Tumblr exposed me to many different viewpoints. Young people like me, doing what they loved and figuring themselves out together. Passively absorbing the stories of other peoples’ lived experiences created the first cracks that eventually led to my departure from Christian fundamentalism. Not to mention, seeing everyone’s art and writing brought me joy.
So I suppose in that regard, yes, Tumblr was dangerous. I did spend way too much time on it. But my online presence, my art as well as personal growth, improved dramatically because of it. I was enrolled in a challenging major at university, and still passed all my classes, as well as wrote the first draft of a 700-page novel.
Ten years later, I still find myself deliberately restricting access to things I know I will love, mostly in the form of media. Some part of me is afraid I will become obsessed with it. That it will take up too much room in my mind and the frustration and imposter syndrome will drive me to quit art and writing completely. That I will spend all my very scarce work time watching, reading, daydreaming.
It sounds strange, writing it out. This subtle pit in my stomach. This unspoken, unhinged method of restriction and control.

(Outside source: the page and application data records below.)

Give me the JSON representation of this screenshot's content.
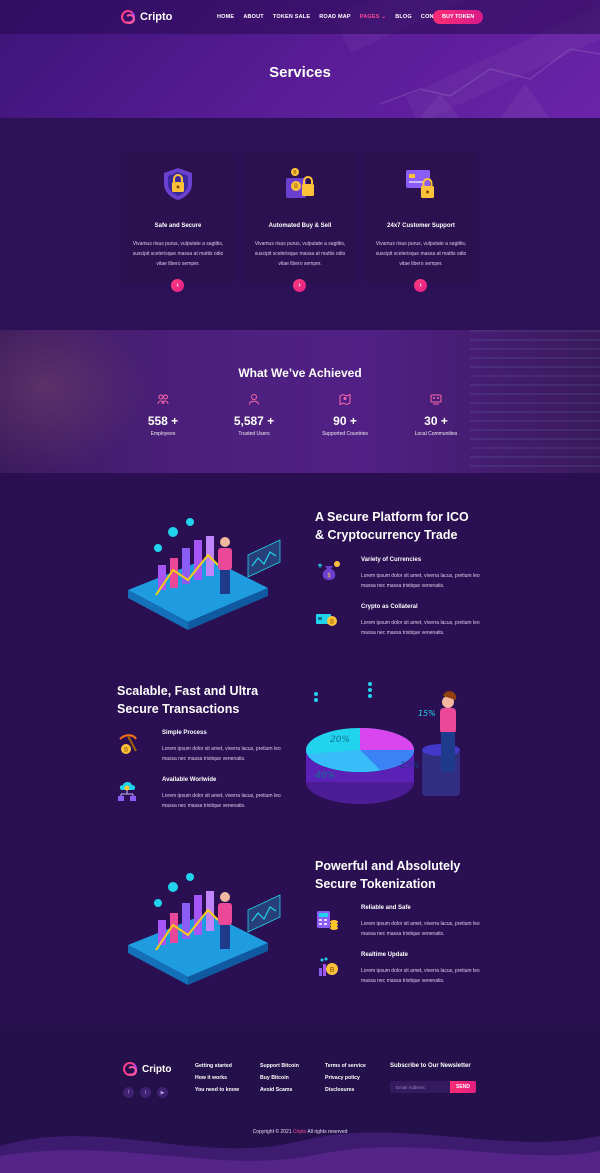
{
  "brand": {
    "name": "Cripto"
  },
  "nav": {
    "items": [
      {
        "label": "HOME"
      },
      {
        "label": "ABOUT"
      },
      {
        "label": "TOKEN SALE"
      },
      {
        "label": "ROAD MAP"
      },
      {
        "label": "PAGES"
      },
      {
        "label": "BLOG"
      },
      {
        "label": "CONTACT"
      }
    ],
    "active": "PAGES",
    "cta": "BUY TOKEN"
  },
  "page_title": "Services",
  "services": [
    {
      "title": "Safe and Secure",
      "desc": "Vivamus risus purus, vulputate a sagittis, suscipit scelerisque massa at mattis odio vitae libero semper.",
      "icon": "shield-lock-icon"
    },
    {
      "title": "Automated Buy & Sell",
      "desc": "Vivamus risus purus, vulputate a sagittis, suscipit scelerisque massa at mattis odio vitae libero semper.",
      "icon": "wallet-coins-icon"
    },
    {
      "title": "24x7 Customer Support",
      "desc": "Vivamus risus purus, vulputate a sagittis, suscipit scelerisque massa at mattis odio vitae libero semper.",
      "icon": "card-lock-icon"
    }
  ],
  "stats": {
    "title": "What We’ve Achieved",
    "items": [
      {
        "value": "558 +",
        "label": "Employees",
        "icon": "people-icon"
      },
      {
        "value": "5,587 +",
        "label": "Trusted Users",
        "icon": "user-icon"
      },
      {
        "value": "90 +",
        "label": "Supported Countries",
        "icon": "map-pin-icon"
      },
      {
        "value": "30 +",
        "label": "Local Communities",
        "icon": "community-icon"
      }
    ]
  },
  "features": [
    {
      "title_line1": "A Secure Platform for ICO",
      "title_line2": "& Cryptocurrency Trade",
      "items": [
        {
          "title": "Variety of Currencies",
          "desc": "Lorem ipsum dolor sit amet, viverra lacus, pretium leo massa nec massa tristique venenatis.",
          "icon": "money-bag-icon"
        },
        {
          "title": "Crypto as Collateral",
          "desc": "Lorem ipsum dolor sit amet, viverra lacus, pretium leo massa nec massa tristique venenatis.",
          "icon": "card-coin-icon"
        }
      ]
    },
    {
      "title_line1": "Scalable, Fast and Ultra",
      "title_line2": "Secure Transactions",
      "items": [
        {
          "title": "Simple Process",
          "desc": "Lorem ipsum dolor sit amet, viverra lacus, pretium leo massa nec massa tristique venenatis.",
          "icon": "pickaxe-coin-icon"
        },
        {
          "title": "Available Worlwide",
          "desc": "Lorem ipsum dolor sit amet, viverra lacus, pretium leo massa nec massa tristique venenatis.",
          "icon": "cloud-network-icon"
        }
      ],
      "pie_labels": [
        "20%",
        "25%",
        "40%",
        "15%"
      ]
    },
    {
      "title_line1": "Powerful and Absolutely",
      "title_line2": "Secure Tokenization",
      "items": [
        {
          "title": "Reliable and Safe",
          "desc": "Lorem ipsum dolor sit amet, viverra lacus, pretium leo massa nec massa tristique venenatis.",
          "icon": "calculator-coins-icon"
        },
        {
          "title": "Realtime Update",
          "desc": "Lorem ipsum dolor sit amet, viverra lacus, pretium leo massa nec massa tristique venenatis.",
          "icon": "chart-coin-icon"
        }
      ]
    }
  ],
  "footer": {
    "columns": [
      [
        "Getting started",
        "How it works",
        "You need to know"
      ],
      [
        "Support Bitcoin",
        "Buy Bitcoin",
        "Avoid Scams"
      ],
      [
        "Terms of service",
        "Privacy policy",
        "Disclosures"
      ]
    ],
    "newsletter": {
      "title": "Subscribe to Our Newsletter",
      "placeholder": "Email Address",
      "button": "SEND"
    },
    "social": [
      "facebook-icon",
      "twitter-icon",
      "youtube-icon"
    ],
    "copyright_prefix": "Copyright © 2021",
    "copyright_brand": "Cripto",
    "copyright_suffix": "All rights reserved"
  },
  "colors": {
    "background": "#2a0f52",
    "accent": "#ff2d74",
    "card": "#2b1150",
    "footer": "#24104a"
  }
}
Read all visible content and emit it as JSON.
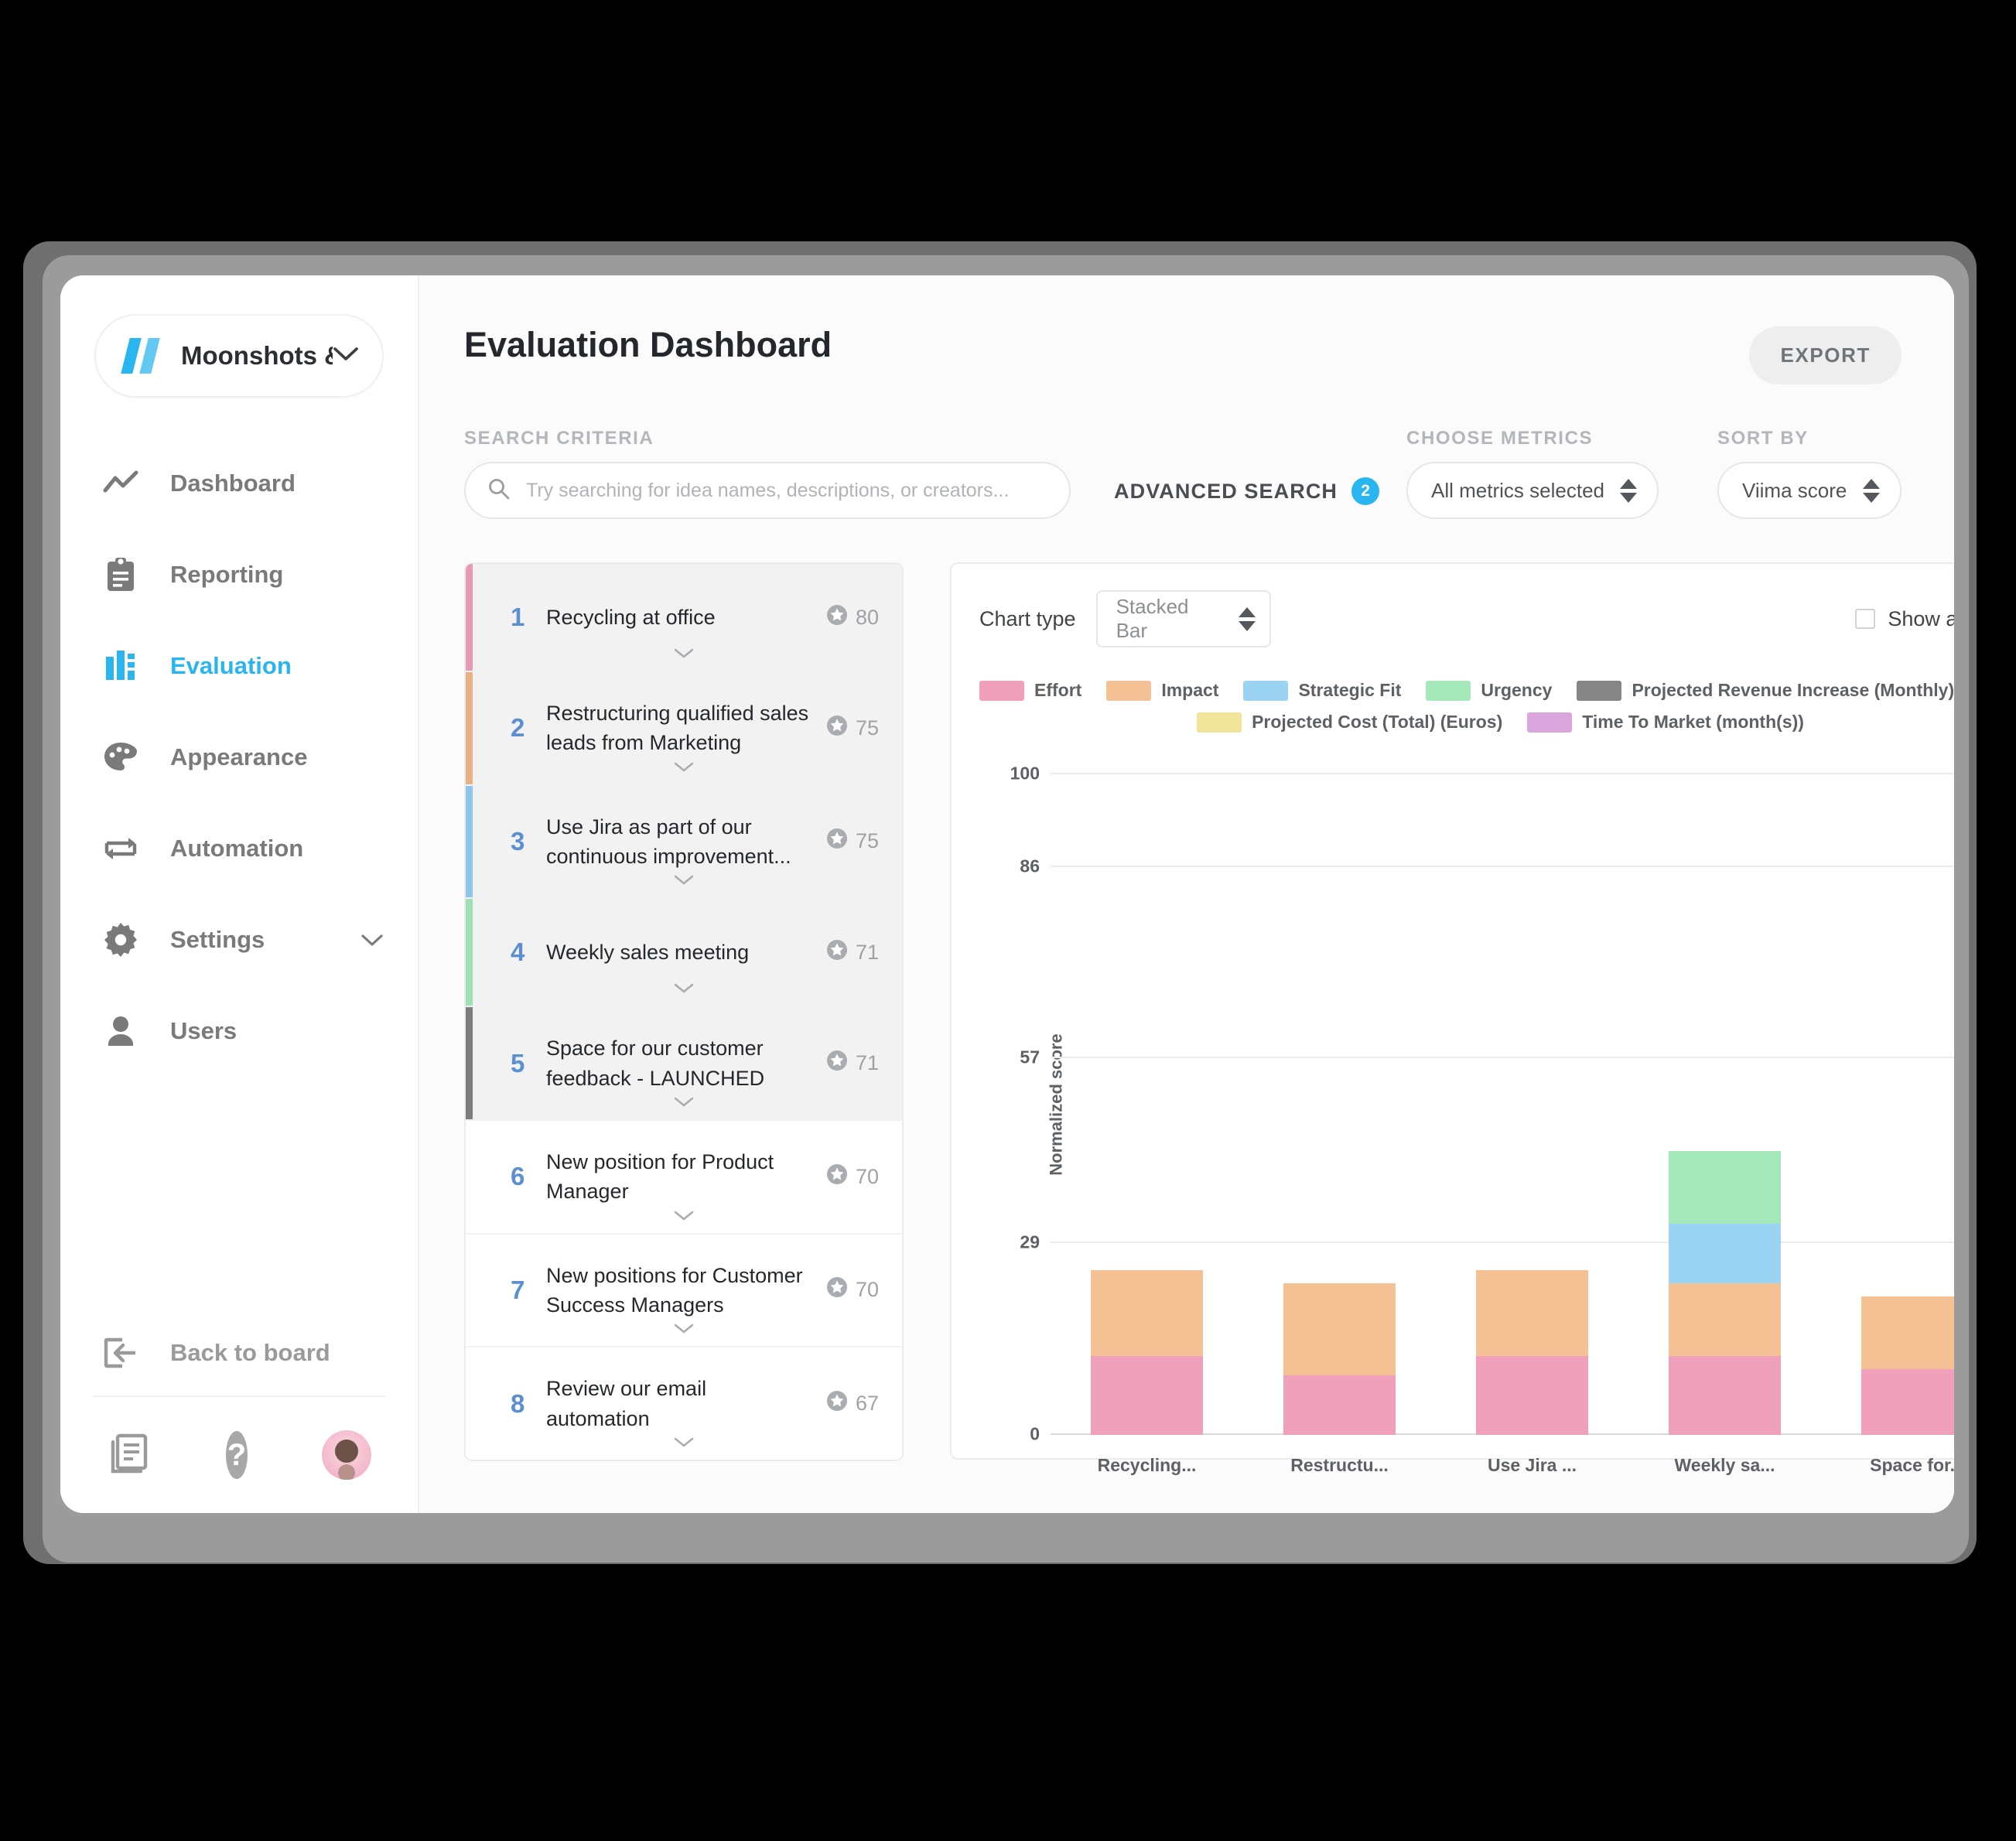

I’ve been putting self-care on my goals list each week, and manage it at least one day out of the seven. Sometimes it’s cooking myself dinner, writing for fun on projects I’m not officially working on at the moment, shutting down all to-do lists for a night. Last month, it was watching a show I had been keeping on my radar like a kid at the candy window. I was afraid I would love it, and I was correct. I binged it all in one night, stayed up long past my bedtime on a weeknight. I felt like I was nineteen again, watching cartoons online after a busy week. I’m still thinking about it quite a bit. I’ve already rewatched some of my favorite episodes.
The soundtrack is gorgeous. A fascinating blend of genres, surreal and emotional, heavily incorporating piano and organ, which, as a child of traditional church musicians, speaks to a deep place in me that I still love and hold sacred. Listening to the score at my day job carried my spirits through an extremely busy workweek. I still crashed hard at the end of it, expected of yet another marathon of overwork and sleep deprivation choosing thirteen-hour work days over giving up on my passions, but the next day I felt less hungover, overwhelmed, and depressed. I was able to be more present with my partner on our weekly Saturday outing. I’m more inspired than ever to work on my creative projects.
I’m reminded of other works of art over the last year that I let myself experience and love, the ways they have comforted me, bolstered my nerves, let me process emotions I struggled to access on my own, how they have influenced my current work in beautiful and exciting ways.
I have been slowly learning to incorporate enrichment in my daily life. Intuitive eating, bicycling, journaling, birdwatching, music…I often feel like I am forced to forget these things in favor of the survival mechanisms tearing away at me. I watch myself showing up less and less for things antithetical to my health and wholeness. I’m not only resentful of continuing to indulge these things, but I can’t manage to make myself align with them anymore, even for short periods of time.
I suddenly find myself at a crossroads. I would have liked to make some of the steepest changes on my horizon this year when I felt more secure financially, but it’s becoming increasingly clear that either I very soon take myself out of the game voluntarily, or my body will do it for me. Swiftly and unceremoniously.
I think I was able to keep it at bay for so long by pushing it behind this fear of change I developed over the last year. But I’m moving in with my partner soon, which has forced me to begin orienting toward a whole cascade of change. Each new notice submitted, logistics planned, ad posted, my control over my own misery slips more and more out of place.
I don’t know what the next few months will bring, but I’m trying really hard to land on my feet.